In Cognitive science
Flexibility is one of the hallmarks of human problem-solving. In everyday life, people adapt to changes in common tasks with little to no additional training. Much of the existing work on flexibility in human problem-solving has focused on how people adapt to tasks in new domains by drawing on solutions from previously learned domains. In real-world tasks, however, humans must generalize across a wide range of within-domain variation. In this work we argue that representational abstraction plays an important role in such within-domain generalization. We then explore the nature of this representational abstraction in realistically complex tasks like video games by demonstrating how the same model-based planning framework produces distinct generalization behaviors under different classes of task representation. Finally, we compare the behavior of agents with these task representations to humans in a series of novel grid-based video game tasks. Our results provide evidence for the claim that within-domain flexibility in humans derives from task representations composed of propositional rules written in terms of objects and relational categories.

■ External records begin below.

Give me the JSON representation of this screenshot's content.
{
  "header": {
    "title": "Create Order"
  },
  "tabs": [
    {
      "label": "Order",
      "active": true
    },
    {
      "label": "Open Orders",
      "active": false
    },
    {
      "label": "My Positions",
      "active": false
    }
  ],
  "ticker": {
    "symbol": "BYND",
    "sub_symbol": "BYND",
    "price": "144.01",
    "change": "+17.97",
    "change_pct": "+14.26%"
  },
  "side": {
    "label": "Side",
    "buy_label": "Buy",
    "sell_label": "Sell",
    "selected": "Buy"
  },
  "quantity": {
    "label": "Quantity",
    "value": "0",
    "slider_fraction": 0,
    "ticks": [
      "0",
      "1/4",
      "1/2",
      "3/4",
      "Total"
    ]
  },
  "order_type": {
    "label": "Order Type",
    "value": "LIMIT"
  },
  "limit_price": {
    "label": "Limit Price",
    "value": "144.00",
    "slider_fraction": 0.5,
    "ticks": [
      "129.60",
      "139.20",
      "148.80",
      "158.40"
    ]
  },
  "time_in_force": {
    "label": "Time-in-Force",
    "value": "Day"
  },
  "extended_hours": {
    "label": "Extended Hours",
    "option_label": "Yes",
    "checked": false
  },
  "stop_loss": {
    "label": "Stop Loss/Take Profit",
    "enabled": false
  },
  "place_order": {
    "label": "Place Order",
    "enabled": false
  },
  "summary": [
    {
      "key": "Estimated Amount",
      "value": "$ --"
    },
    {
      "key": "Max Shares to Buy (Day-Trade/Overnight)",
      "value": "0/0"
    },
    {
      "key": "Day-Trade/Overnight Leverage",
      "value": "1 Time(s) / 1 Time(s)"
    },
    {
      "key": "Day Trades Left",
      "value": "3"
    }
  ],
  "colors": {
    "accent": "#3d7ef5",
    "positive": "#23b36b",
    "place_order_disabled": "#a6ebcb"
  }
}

Pouncy Thomas, Tsividis Pedro, Gershman Samuel J
Artificial intelligence, Generalization, Human cognition, Reinforcement learning, Representation learning, Transfer learning